Non-compete agreements are an important tool used by many businesses to protect legitimate business interests. But what’s actually considered a legitimate business interest?
A case-in-point involves two high profile companies that were recently profiled by various media outlets.
Employers often enter into non-compete agreements with employees leaving the company in order to protect certain business interests, such as trade secrets involving secret formulas, ideas or processes that could provide a competitive edge in the market, the company’s existing clientele or geographic locations the company serves. Another often involves limitations on employees working for other companies for a certain period after leaving.
This exact scenario is been playing out in real life as media outlets everywhere are profiling a lawsuit involving two major, high-profile companies: Amazon and Target.

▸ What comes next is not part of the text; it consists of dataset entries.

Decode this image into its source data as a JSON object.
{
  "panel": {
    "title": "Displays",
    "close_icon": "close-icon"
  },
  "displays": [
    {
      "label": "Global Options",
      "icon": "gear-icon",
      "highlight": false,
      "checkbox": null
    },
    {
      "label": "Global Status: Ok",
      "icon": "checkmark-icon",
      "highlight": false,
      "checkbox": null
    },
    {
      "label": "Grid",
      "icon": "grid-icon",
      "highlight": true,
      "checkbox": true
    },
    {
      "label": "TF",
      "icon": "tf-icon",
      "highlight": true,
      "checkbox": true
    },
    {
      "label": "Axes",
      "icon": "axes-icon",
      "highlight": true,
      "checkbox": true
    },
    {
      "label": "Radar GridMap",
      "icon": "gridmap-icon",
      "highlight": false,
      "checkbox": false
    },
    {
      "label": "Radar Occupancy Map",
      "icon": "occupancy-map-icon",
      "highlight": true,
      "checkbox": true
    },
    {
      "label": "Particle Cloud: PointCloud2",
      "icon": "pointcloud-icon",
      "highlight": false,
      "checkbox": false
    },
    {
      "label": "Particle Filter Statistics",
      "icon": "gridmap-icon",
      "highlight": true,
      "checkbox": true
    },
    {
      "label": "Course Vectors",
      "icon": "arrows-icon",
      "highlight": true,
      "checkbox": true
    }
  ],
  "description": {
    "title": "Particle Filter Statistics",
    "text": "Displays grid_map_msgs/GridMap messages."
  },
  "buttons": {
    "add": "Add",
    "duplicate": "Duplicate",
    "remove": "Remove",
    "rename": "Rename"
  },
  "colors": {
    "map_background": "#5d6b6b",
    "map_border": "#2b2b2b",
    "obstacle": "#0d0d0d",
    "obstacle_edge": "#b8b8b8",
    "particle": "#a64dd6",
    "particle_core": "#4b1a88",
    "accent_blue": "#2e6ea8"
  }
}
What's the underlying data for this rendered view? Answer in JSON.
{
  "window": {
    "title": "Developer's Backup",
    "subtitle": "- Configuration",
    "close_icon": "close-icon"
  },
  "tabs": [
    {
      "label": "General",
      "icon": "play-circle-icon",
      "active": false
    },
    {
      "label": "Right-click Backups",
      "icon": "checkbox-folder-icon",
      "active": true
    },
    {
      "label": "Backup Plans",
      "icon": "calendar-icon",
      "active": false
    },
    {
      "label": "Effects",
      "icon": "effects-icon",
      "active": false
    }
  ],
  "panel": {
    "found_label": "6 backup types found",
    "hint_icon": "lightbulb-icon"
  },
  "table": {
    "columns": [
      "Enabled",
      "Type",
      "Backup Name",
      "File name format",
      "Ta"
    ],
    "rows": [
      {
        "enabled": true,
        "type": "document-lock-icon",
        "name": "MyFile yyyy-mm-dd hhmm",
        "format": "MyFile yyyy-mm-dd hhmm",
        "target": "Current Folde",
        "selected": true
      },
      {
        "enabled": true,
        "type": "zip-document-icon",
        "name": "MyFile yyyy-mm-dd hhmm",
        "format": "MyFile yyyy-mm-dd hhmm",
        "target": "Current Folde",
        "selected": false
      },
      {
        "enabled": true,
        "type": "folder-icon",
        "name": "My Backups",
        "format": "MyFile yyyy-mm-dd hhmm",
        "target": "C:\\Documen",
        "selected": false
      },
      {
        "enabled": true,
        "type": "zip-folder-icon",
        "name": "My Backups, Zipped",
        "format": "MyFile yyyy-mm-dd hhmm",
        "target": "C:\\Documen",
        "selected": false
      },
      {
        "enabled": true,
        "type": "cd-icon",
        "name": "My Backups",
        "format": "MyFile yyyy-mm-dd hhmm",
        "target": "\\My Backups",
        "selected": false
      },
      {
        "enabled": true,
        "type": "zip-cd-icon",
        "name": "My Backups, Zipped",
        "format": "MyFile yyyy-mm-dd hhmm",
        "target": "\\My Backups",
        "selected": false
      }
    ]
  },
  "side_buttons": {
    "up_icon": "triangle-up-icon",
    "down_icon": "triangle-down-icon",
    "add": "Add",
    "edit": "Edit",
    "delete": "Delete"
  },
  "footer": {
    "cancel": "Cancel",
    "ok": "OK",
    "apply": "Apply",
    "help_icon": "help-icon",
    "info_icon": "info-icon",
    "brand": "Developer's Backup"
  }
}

For 16 years, a logistics executive tasked with handling international supply chains worked for Amazon. He left the company and a month later was hired by Target as a chief supply chain and logistics officer.

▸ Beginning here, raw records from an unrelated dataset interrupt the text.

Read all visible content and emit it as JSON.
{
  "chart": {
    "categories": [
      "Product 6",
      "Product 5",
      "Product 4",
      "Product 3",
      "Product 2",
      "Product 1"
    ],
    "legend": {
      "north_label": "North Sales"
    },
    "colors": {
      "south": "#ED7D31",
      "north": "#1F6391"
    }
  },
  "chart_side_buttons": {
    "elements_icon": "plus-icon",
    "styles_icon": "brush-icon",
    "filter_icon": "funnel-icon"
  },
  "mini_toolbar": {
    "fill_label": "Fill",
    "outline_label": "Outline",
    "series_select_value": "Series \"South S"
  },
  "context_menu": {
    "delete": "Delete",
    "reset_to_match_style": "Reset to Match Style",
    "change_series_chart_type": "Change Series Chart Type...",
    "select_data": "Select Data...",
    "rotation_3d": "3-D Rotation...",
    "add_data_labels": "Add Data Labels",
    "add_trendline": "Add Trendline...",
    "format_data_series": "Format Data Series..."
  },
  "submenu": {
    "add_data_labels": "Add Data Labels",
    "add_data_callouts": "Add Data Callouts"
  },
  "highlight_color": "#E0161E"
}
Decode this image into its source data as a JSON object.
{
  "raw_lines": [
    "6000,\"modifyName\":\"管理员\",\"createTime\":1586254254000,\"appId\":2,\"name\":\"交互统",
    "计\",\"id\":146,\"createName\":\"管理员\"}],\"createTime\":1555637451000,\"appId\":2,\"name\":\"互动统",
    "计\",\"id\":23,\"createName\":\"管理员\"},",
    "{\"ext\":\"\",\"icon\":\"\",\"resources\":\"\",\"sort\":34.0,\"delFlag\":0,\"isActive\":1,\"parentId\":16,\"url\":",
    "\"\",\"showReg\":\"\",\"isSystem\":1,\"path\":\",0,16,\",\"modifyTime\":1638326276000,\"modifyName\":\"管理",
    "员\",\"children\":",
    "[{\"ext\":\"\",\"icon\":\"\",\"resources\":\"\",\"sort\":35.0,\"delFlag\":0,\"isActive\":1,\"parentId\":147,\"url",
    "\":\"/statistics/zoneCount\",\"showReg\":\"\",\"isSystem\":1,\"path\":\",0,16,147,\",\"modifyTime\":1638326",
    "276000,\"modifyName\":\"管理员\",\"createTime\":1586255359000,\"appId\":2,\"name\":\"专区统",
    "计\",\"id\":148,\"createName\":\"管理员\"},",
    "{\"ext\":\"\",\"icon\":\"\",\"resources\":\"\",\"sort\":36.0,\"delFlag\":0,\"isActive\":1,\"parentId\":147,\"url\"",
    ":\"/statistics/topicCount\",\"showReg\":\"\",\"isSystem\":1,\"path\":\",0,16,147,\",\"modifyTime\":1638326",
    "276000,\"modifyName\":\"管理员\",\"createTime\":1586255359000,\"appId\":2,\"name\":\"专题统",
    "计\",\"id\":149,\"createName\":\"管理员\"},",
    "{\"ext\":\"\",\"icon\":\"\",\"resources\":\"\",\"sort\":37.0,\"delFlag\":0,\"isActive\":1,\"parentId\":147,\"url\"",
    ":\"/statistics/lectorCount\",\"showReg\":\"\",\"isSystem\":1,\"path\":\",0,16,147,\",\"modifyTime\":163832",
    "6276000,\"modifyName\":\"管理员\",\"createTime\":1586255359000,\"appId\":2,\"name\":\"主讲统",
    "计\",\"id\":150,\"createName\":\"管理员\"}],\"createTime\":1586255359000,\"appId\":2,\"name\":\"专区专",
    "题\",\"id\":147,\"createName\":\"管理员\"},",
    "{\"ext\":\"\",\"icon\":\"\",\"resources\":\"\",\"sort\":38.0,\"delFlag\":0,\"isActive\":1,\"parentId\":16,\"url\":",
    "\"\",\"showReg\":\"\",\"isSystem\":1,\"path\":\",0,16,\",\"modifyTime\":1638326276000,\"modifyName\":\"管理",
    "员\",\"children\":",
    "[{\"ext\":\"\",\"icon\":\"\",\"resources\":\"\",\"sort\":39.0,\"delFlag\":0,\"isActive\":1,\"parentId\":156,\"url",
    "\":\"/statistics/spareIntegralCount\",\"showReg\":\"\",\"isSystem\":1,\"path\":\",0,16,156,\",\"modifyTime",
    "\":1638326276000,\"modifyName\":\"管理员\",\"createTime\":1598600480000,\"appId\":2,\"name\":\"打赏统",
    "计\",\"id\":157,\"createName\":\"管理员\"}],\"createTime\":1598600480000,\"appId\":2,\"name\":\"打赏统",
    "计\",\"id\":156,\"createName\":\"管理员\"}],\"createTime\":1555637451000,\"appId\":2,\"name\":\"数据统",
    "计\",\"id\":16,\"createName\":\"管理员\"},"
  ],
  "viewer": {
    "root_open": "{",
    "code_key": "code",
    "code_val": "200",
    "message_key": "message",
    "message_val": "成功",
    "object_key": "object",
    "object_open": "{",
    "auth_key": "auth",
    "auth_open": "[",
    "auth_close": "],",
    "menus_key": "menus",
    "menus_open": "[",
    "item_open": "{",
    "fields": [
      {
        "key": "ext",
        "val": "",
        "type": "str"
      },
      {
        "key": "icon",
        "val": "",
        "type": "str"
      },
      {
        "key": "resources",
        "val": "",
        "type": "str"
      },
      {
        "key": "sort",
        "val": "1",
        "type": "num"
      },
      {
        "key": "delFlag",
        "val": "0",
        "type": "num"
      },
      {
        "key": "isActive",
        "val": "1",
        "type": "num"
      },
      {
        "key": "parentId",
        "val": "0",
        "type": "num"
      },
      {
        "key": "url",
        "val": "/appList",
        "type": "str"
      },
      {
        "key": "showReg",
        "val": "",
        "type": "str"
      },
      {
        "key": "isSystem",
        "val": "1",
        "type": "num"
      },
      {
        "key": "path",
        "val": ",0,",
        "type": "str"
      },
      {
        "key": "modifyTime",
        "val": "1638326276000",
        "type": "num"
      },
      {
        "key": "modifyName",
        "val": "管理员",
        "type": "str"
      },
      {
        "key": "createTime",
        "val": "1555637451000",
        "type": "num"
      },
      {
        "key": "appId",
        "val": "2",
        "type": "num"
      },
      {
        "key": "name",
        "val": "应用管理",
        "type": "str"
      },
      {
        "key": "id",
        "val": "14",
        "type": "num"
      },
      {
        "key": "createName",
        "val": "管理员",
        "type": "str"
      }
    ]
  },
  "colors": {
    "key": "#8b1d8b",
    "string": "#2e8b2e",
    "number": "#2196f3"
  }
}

A non-compete agreement, however, was executed in 2012 prior to his departure from Amazon. The agreement stipulated that he was prohibited from working for a direct competitor for a year and a half if he were to leave.
Amazon filed suit claiming that the “new position with a key Amazon competitor will involve the disclosure and use of Amazon’s confidential and proprietary information to Amazon’s detriment and Target’s advantage in a core area of competition between the companies.”

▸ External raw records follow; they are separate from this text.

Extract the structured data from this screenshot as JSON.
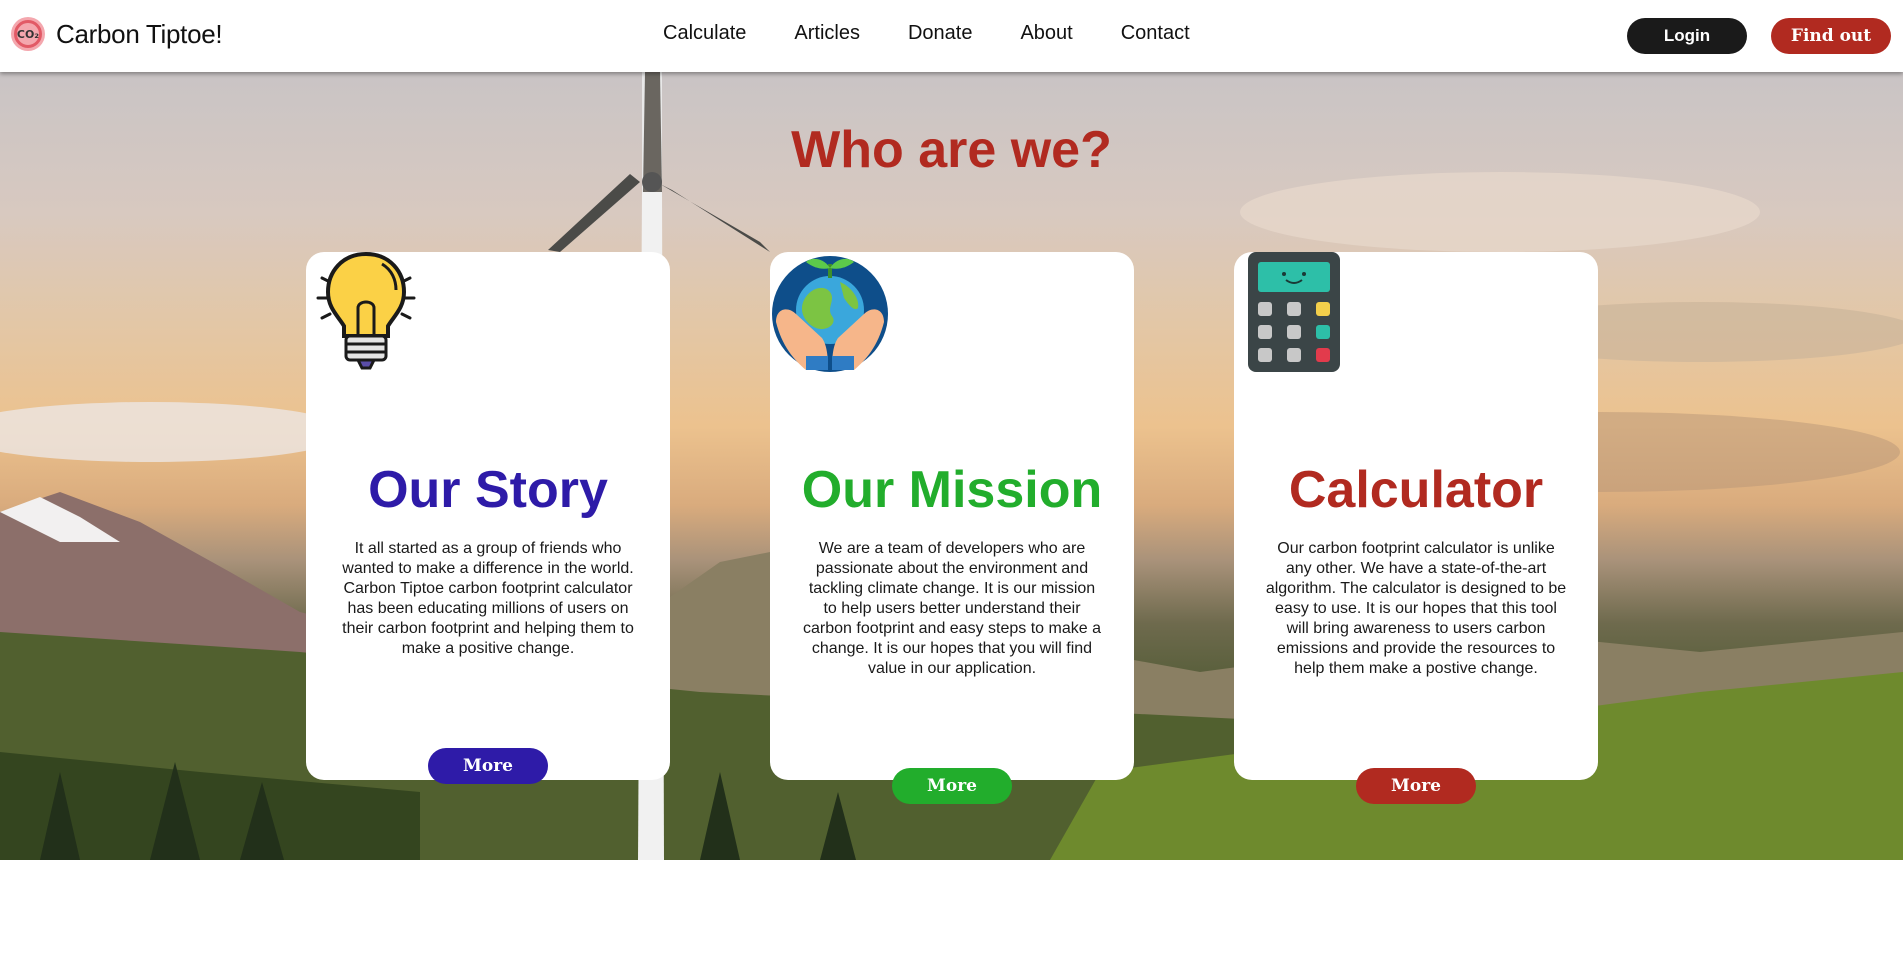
{
  "brand": {
    "name": "Carbon Tiptoe!",
    "logo_text": "CO₂",
    "logo_icon": "co2-logo-icon"
  },
  "nav": {
    "links": [
      {
        "label": "Calculate"
      },
      {
        "label": "Articles"
      },
      {
        "label": "Donate"
      },
      {
        "label": "About"
      },
      {
        "label": "Contact"
      }
    ],
    "login_label": "Login",
    "find_out_label": "Find out"
  },
  "hero": {
    "title": "Who are we?"
  },
  "cards": [
    {
      "icon": "lightbulb-icon",
      "title": "Our Story",
      "text": "It all started as a group of friends who wanted to make a difference in the world. Carbon Tiptoe carbon footprint calculator has been educating millions of users on their carbon footprint and helping them to make a positive change.",
      "button": "More",
      "color": "#2e1ba8"
    },
    {
      "icon": "earth-in-hands-icon",
      "title": "Our Mission",
      "text": "We are a team of developers who are passionate about the environment and tackling climate change. It is our mission to help users better understand their carbon footprint and easy steps to make a change. It is our hopes that you will find value in our application.",
      "button": "More",
      "color": "#22ad2c"
    },
    {
      "icon": "calculator-icon",
      "title": "Calculator",
      "text": "Our carbon footprint calculator is unlike any other. We have a state-of-the-art algorithm. The calculator is designed to be easy to use. It is our hopes that this tool will bring awareness to users carbon emissions and provide the resources to help them make a postive change.",
      "button": "More",
      "color": "#b12a20"
    }
  ],
  "colors": {
    "accent_red": "#b12a20",
    "accent_blue": "#2e1ba8",
    "accent_green": "#22ad2c",
    "dark": "#1a1a1a"
  }
}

A Target spokesperson, however, stated that the complaint is baseless and that the company has taken measure to ensure such information stays confidential.
It remains to be seen what will become of the lawsuit; it is still pending in Superior Court.
The issue, however, certainly points out the importance of non-compete agreements and the need to protect a company’s business interests in today’s competitive marketplace.